Spain’s Budget Plan For 2021: 7.3% Increase In Revenue, Expenditure Ceiling Over 50%

Spain, Nadia CalviñoSpanish Minister of Economy Nadia Calviño

Spain sent yesterday its Budget Plan for 2021 to the European Commission together with revenue forecasts, the new macroeconomic framework, the deficit reference rates after having suspended the fiscal regulations and the expenditure ceiling. The draft also includes the basic guidelines of the Recovery, Transformation and Resilience Plan which contemplates an investment of 72 billion euros between 2021 and 2023.
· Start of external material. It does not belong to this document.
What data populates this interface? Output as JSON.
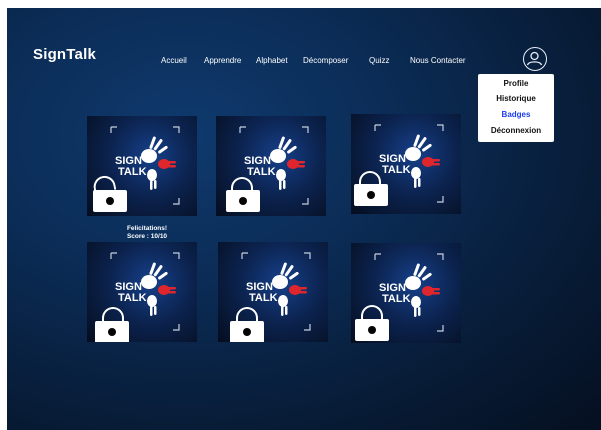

The Budget Plan for 2021 contemplates revenues of 40.3% of GDP versus 41.7% in 2020. The government estimates an increase in absolute terms of 33.44 billion euros (+7.3% per year), although the ratio falls due to the greater increase in GDP. In the case of public revenues, the rise is explained by the increase in activity and by fiscal measures. The Google and Tobin Taxes are foreseen, as well as taxes on single-use plastic containers or the hike in VAT on sugared and sweetened beverages from 10% to 21%. Plus measures against tax fraud. Overall, Spain plans to raise taxes for an amount of 6.84 billion euros.
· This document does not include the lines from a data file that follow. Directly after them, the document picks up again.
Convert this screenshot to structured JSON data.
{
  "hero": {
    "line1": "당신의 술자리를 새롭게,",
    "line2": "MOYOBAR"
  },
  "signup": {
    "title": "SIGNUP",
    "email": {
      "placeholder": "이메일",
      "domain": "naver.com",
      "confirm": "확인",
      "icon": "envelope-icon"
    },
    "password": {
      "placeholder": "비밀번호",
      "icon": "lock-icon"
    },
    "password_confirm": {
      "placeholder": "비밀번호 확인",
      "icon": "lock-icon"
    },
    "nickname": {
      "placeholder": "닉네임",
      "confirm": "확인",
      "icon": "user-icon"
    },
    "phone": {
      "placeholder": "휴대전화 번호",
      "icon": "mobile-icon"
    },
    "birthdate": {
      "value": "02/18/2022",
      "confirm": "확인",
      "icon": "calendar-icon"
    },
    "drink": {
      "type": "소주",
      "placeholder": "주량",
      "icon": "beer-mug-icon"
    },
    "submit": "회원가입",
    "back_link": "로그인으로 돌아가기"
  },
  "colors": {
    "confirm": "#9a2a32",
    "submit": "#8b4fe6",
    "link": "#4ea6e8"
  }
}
The proposal is based on a non-financial spending limit, known as the ‘spending ceiling’, of 196.09 billion euros, 53.7% higher than that approved in February. This includes extraordinary transfers to the Autonomous Regions (13.48 billion euros), Social Security (18.39 billion euros) and part of the European funds (27.436 billion euros).

It also includes the Government’s new macroeconomic framework which forecasts a fall in GDP of 11.2% this year, with an unemployment rate of 17.1% and growth of 7.2% in 2021. This figure could reach 9.8% if European funds are taken into account, while unemployment could drop to 16.9%.
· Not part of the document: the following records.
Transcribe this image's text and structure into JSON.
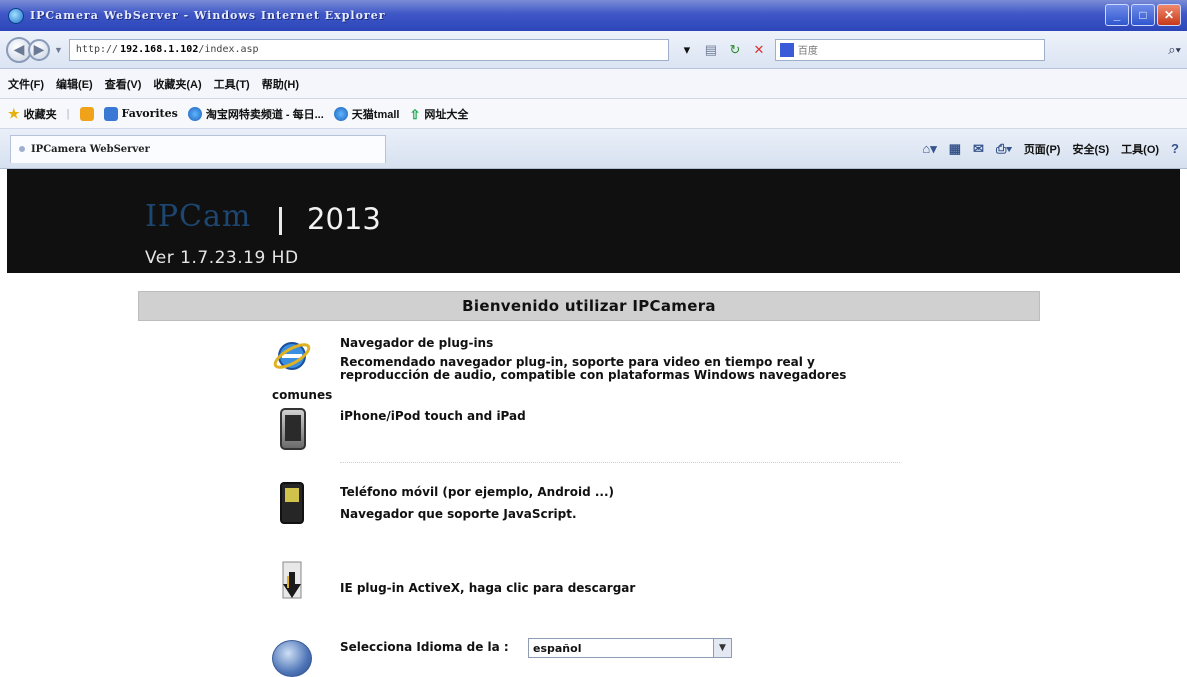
{
  "window": {
    "title": "IPCamera WebServer - Windows Internet Explorer",
    "controls": {
      "minimize": "_",
      "maximize": "□",
      "close": "✕"
    }
  },
  "addressbar": {
    "url_prefix": "http://",
    "url_host": "192.168.1.102",
    "url_path": "/index.asp",
    "search_placeholder": "百度",
    "back_symbol": "◀",
    "forward_symbol": "▶"
  },
  "menubar": {
    "items": [
      "文件(F)",
      "编辑(E)",
      "查看(V)",
      "收藏夹(A)",
      "工具(T)",
      "帮助(H)"
    ]
  },
  "favorites": {
    "label": "收藏夹",
    "items": [
      "Favorites",
      "淘宝网特卖频道 - 每日...",
      "天猫tmall",
      "网址大全"
    ]
  },
  "tabbar": {
    "tab_label": "IPCamera WebServer",
    "commands": [
      "页面(P)",
      "安全(S)",
      "工具(O)"
    ],
    "help_symbol": "?"
  },
  "banner": {
    "brand": "IPCam",
    "year": "2013",
    "version": "Ver 1.7.23.19 HD"
  },
  "content": {
    "welcome": "Bienvenido utilizar IPCamera",
    "plugin_title": "Navegador de plug-ins",
    "plugin_desc_1": "Recomendado navegador plug-in, soporte para video en tiempo real y",
    "plugin_desc_2": "reproducción de audio, compatible con plataformas Windows navegadores",
    "plugin_desc_3": "comunes",
    "iphone_title": "iPhone/iPod touch and iPad",
    "mobile_title": "Teléfono móvil (por ejemplo, Android ...)",
    "mobile_desc": "Navegador que soporte JavaScript.",
    "activex_title": "IE plug-in ActiveX, haga clic para descargar",
    "language_label": "Selecciona Idioma de la :",
    "language_value": "español"
  }
}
As for the public deficit, the draft Budget estimates this will climb to 11.3% of GDP this year as a result of the crisis and greater spending to alleviate the consequences. The deficit reference rate is fixed at 7.7% in 2021, while public debt is expected to rise to 118% of GDP this year.